"Food is feeling. We like working in service because food is not what we do in the kitchen – food is a complete experience, from when you call the restaurant to say, 'Hi, can I have a table?’ to when you leave… Casa Julian gave us that.”


In a similar vein, the food at Tinto, Daniel asserts, is meant to be deliciously familiar and comforting – the opposite of avant-garde and forgettable.

Gambas al ajillo: Prawns cooked in roasted garlic oil and dried chilli, with garlic chips and potato puree. (Photo: Tinto)
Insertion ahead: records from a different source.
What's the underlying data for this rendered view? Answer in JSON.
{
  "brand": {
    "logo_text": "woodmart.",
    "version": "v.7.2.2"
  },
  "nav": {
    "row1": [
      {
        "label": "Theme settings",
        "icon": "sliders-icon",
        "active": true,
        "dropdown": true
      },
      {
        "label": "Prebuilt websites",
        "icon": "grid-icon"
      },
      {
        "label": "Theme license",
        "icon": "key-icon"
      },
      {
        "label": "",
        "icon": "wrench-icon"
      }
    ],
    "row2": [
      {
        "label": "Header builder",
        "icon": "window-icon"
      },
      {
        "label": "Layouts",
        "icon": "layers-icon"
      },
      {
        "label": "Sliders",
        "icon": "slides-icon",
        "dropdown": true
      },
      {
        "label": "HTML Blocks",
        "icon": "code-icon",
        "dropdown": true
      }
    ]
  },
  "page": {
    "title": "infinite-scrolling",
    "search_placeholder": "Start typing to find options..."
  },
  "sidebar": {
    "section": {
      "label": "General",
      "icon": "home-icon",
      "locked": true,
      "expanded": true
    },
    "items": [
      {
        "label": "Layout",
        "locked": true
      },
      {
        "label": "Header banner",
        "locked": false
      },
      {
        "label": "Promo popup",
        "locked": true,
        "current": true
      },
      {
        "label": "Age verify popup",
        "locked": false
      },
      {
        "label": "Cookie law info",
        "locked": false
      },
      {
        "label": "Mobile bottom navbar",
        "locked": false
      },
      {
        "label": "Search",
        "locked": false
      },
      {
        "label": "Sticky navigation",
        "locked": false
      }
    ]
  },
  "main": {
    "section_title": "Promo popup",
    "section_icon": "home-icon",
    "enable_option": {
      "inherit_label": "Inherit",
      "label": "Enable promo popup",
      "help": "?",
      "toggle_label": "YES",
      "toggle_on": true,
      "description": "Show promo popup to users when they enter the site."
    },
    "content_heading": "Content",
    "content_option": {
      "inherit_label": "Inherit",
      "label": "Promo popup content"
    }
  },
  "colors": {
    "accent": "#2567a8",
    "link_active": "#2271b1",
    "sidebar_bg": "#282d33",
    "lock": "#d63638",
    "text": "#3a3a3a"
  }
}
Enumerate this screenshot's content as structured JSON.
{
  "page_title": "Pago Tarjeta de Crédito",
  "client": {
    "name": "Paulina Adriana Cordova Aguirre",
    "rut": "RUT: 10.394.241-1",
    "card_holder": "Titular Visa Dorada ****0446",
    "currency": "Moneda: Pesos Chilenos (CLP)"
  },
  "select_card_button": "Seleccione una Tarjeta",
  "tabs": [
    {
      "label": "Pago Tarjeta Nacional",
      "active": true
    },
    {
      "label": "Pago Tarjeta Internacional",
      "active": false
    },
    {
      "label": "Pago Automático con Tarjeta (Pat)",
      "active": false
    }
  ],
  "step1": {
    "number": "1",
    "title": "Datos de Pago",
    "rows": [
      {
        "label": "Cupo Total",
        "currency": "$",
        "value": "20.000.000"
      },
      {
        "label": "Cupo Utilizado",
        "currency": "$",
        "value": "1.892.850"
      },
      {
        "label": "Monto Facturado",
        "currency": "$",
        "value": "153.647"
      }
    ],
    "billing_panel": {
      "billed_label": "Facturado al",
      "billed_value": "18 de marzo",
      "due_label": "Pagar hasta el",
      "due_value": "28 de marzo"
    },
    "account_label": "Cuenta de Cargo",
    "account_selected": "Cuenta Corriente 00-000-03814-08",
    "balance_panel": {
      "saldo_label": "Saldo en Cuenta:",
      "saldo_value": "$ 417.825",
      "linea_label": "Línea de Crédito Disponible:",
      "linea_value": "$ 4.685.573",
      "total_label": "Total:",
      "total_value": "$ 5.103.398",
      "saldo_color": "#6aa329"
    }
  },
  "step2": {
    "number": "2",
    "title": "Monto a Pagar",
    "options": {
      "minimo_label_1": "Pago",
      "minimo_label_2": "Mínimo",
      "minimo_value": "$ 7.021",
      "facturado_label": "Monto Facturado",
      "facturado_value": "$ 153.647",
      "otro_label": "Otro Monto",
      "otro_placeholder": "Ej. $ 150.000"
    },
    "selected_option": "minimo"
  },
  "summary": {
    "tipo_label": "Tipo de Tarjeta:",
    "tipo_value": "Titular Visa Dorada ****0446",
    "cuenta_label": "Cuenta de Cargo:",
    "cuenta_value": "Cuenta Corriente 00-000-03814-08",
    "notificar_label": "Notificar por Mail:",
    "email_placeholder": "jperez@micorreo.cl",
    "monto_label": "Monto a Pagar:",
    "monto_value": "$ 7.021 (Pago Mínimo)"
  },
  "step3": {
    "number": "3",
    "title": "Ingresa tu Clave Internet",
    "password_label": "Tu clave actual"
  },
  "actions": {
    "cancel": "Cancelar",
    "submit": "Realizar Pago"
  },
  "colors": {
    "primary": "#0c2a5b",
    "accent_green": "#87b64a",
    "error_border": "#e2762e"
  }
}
“There's something that bonds us Latin Americans and Asians, which is that we like food that is flavourful,” said the chef, who has made Singapore his home for the past 17 years.

“I don't think we like food that is so elegant and refined. We like food that tastes good. In Japan, for example, food is supposed to be pure, elegant. That's cool, but I think in Southeast Asia and Latin America, we like to eat chilli with lime; we like food to be tasty from the first bite. Since Tamara joined, our food looks prettier. But, at the end of the day, what makes you come back is flavour. Ideally, when you have a dish, you should think, 'Should I order one more portion of this?’”

A good example is modern Indian restaurant Thevar by chef Mano Thevar, which they love, Tamara said. “When we went many years ago, when they had just opened, we were like, ‘Wow’. We brought our staff. Because this guy was doing something amazing.”

When conceptualising dishes, “We don’t just think of our experiences. We think about Singapore’s people,” she added. “We eat a lot of local food – my favourite is Hokkien mee – and we understand that people are looking for something different, but not completely different.” For example, “We create paella with less carbs, more protein and more flavour.”

Fideua Carabineros & Setas: Traditional Spanish noodle paella, red carabinero prawns, organic mushrooms, dried sherry wine, chestnuts, truffle aioli. (Photo: Tinto)

The couple also takes the time to sit down and have meals in their own restaurants, Tamara said, “because we need to feel what the customer is feeling”.

And, it all comes back to food as emotion. “It’s not even about the paella – it’s the act of (mixing and sharing) the paella,” Daniel said.

“Very few dishes have that (magic). I love communal dishes and I don’t understand it when restaurants serve claypot rice to you individually. It’s like eating a whole roasted fish – leave it there! Give me the head! Not that long ago, it was a blessing to catch a fish and have the whole tribe celebrate it together. There’s beauty in something raw and massive.”

Tinto is at 10 Dempsey Road #01-21.

Source: CNA/my